WORK ORDER:
Every line below must be given again exactly.

# # # # # # #

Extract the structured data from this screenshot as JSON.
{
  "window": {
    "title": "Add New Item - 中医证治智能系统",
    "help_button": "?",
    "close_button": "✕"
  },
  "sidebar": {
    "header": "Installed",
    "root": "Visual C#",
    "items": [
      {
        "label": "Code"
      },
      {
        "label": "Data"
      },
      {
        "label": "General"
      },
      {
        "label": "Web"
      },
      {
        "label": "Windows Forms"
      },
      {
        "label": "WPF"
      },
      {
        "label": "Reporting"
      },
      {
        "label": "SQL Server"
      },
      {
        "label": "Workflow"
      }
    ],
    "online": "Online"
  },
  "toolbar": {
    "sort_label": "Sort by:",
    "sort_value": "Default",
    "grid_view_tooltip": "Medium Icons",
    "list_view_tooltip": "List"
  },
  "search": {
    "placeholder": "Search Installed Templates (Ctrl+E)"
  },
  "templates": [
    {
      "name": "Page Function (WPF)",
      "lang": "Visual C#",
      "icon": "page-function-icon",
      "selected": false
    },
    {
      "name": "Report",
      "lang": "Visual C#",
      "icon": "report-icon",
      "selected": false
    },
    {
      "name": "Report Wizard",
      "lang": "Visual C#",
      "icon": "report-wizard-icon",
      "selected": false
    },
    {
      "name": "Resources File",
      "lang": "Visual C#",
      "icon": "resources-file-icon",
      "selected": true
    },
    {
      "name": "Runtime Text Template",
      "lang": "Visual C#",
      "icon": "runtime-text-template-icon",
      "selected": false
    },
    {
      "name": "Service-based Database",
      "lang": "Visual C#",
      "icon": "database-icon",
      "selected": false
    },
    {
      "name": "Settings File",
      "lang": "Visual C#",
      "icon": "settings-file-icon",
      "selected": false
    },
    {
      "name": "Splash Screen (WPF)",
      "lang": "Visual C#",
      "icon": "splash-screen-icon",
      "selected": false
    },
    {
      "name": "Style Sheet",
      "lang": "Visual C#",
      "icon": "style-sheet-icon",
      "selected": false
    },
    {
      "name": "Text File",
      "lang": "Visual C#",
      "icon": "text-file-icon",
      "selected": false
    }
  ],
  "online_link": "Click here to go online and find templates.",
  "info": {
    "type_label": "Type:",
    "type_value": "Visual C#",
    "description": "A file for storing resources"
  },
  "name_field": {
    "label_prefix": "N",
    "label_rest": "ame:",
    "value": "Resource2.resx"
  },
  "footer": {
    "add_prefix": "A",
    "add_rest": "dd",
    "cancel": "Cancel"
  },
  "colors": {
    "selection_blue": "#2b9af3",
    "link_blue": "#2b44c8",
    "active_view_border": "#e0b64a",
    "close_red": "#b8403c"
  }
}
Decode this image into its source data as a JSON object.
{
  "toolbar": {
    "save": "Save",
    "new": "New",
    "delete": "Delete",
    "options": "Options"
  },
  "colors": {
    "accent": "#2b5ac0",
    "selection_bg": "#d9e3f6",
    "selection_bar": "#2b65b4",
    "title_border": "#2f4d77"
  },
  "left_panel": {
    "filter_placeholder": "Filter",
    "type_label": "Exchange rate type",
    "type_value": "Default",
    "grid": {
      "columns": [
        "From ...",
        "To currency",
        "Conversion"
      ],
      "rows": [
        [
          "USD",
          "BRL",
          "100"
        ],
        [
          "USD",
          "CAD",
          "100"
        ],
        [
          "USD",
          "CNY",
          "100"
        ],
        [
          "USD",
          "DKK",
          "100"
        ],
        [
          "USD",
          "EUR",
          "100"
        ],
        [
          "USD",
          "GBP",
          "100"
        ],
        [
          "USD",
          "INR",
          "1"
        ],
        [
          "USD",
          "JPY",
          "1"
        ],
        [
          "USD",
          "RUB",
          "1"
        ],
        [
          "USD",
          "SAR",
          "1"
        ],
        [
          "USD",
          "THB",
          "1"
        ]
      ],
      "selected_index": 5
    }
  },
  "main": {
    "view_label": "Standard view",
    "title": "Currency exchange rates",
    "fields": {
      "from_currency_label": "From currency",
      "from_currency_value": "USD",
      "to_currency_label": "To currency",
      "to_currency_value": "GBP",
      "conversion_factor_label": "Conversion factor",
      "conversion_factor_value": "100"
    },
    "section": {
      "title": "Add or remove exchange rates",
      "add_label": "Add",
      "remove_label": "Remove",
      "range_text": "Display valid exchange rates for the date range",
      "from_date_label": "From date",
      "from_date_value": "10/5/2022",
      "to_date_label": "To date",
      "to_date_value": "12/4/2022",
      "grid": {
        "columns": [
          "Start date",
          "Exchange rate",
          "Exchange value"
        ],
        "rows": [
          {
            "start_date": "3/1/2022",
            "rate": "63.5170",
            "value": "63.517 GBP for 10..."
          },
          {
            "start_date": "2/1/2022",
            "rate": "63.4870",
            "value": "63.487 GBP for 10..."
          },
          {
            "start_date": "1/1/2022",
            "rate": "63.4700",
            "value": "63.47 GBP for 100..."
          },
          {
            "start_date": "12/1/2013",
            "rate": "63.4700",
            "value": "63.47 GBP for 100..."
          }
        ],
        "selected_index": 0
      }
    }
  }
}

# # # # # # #

RESPONSE:
Extract the structured data from this screenshot as JSON.
{
  "window": {
    "title": "Add New Item - 中医证治智能系统",
    "help_button": "?",
    "close_button": "✕"
  },
  "sidebar": {
    "header": "Installed",
    "root": "Visual C#",
    "items": [
      {
        "label": "Code"
      },
      {
        "label": "Data"
      },
      {
        "label": "General"
      },
      {
        "label": "Web"
      },
      {
        "label": "Windows Forms"
      },
      {
        "label": "WPF"
      },
      {
        "label": "Reporting"
      },
      {
        "label": "SQL Server"
      },
      {
        "label": "Workflow"
      }
    ],
    "online": "Online"
  },
  "toolbar": {
    "sort_label": "Sort by:",
    "sort_value": "Default",
    "grid_view_tooltip": "Medium Icons",
    "list_view_tooltip": "List"
  },
  "search": {
    "placeholder": "Search Installed Templates (Ctrl+E)"
  },
  "templates": [
    {
      "name": "Page Function (WPF)",
      "lang": "Visual C#",
      "icon": "page-function-icon",
      "selected": false
    },
    {
      "name": "Report",
      "lang": "Visual C#",
      "icon": "report-icon",
      "selected": false
    },
    {
      "name": "Report Wizard",
      "lang": "Visual C#",
      "icon": "report-wizard-icon",
      "selected": false
    },
    {
      "name": "Resources File",
      "lang": "Visual C#",
      "icon": "resources-file-icon",
      "selected": true
    },
    {
      "name": "Runtime Text Template",
      "lang": "Visual C#",
      "icon": "runtime-text-template-icon",
      "selected": false
    },
    {
      "name": "Service-based Database",
      "lang": "Visual C#",
      "icon": "database-icon",
      "selected": false
    },
    {
      "name": "Settings File",
      "lang": "Visual C#",
      "icon": "settings-file-icon",
      "selected": false
    },
    {
      "name": "Splash Screen (WPF)",
      "lang": "Visual C#",
      "icon": "splash-screen-icon",
      "selected": false
    },
    {
      "name": "Style Sheet",
      "lang": "Visual C#",
      "icon": "style-sheet-icon",
      "selected": false
    },
    {
      "name": "Text File",
      "lang": "Visual C#",
      "icon": "text-file-icon",
      "selected": false
    }
  ],
  "online_link": "Click here to go online and find templates.",
  "info": {
    "type_label": "Type:",
    "type_value": "Visual C#",
    "description": "A file for storing resources"
  },
  "name_field": {
    "label_prefix": "N",
    "label_rest": "ame:",
    "value": "Resource2.resx"
  },
  "footer": {
    "add_prefix": "A",
    "add_rest": "dd",
    "cancel": "Cancel"
  },
  "colors": {
    "selection_blue": "#2b9af3",
    "link_blue": "#2b44c8",
    "active_view_border": "#e0b64a",
    "close_red": "#b8403c"
  }
}
Decode this image into its source data as a JSON object.
{
  "toolbar": {
    "save": "Save",
    "new": "New",
    "delete": "Delete",
    "options": "Options"
  },
  "colors": {
    "accent": "#2b5ac0",
    "selection_bg": "#d9e3f6",
    "selection_bar": "#2b65b4",
    "title_border": "#2f4d77"
  },
  "left_panel": {
    "filter_placeholder": "Filter",
    "type_label": "Exchange rate type",
    "type_value": "Default",
    "grid": {
      "columns": [
        "From ...",
        "To currency",
        "Conversion"
      ],
      "rows": [
        [
          "USD",
          "BRL",
          "100"
        ],
        [
          "USD",
          "CAD",
          "100"
        ],
        [
          "USD",
          "CNY",
          "100"
        ],
        [
          "USD",
          "DKK",
          "100"
        ],
        [
          "USD",
          "EUR",
          "100"
        ],
        [
          "USD",
          "GBP",
          "100"
        ],
        [
          "USD",
          "INR",
          "1"
        ],
        [
          "USD",
          "JPY",
          "1"
        ],
        [
          "USD",
          "RUB",
          "1"
        ],
        [
          "USD",
          "SAR",
          "1"
        ],
        [
          "USD",
          "THB",
          "1"
        ]
      ],
      "selected_index": 5
    }
  },
  "main": {
    "view_label": "Standard view",
    "title": "Currency exchange rates",
    "fields": {
      "from_currency_label": "From currency",
      "from_currency_value": "USD",
      "to_currency_label": "To currency",
      "to_currency_value": "GBP",
      "conversion_factor_label": "Conversion factor",
      "conversion_factor_value": "100"
    },
    "section": {
      "title": "Add or remove exchange rates",
      "add_label": "Add",
      "remove_label": "Remove",
      "range_text": "Display valid exchange rates for the date range",
      "from_date_label": "From date",
      "from_date_value": "10/5/2022",
      "to_date_label": "To date",
      "to_date_value": "12/4/2022",
      "grid": {
        "columns": [
          "Start date",
          "Exchange rate",
          "Exchange value"
        ],
        "rows": [
          {
            "start_date": "3/1/2022",
            "rate": "63.5170",
            "value": "63.517 GBP for 10..."
          },
          {
            "start_date": "2/1/2022",
            "rate": "63.4870",
            "value": "63.487 GBP for 10..."
          },
          {
            "start_date": "1/1/2022",
            "rate": "63.4700",
            "value": "63.47 GBP for 100..."
          },
          {
            "start_date": "12/1/2013",
            "rate": "63.4700",
            "value": "63.47 GBP for 100..."
          }
        ],
        "selected_index": 0
      }
    }
  }
}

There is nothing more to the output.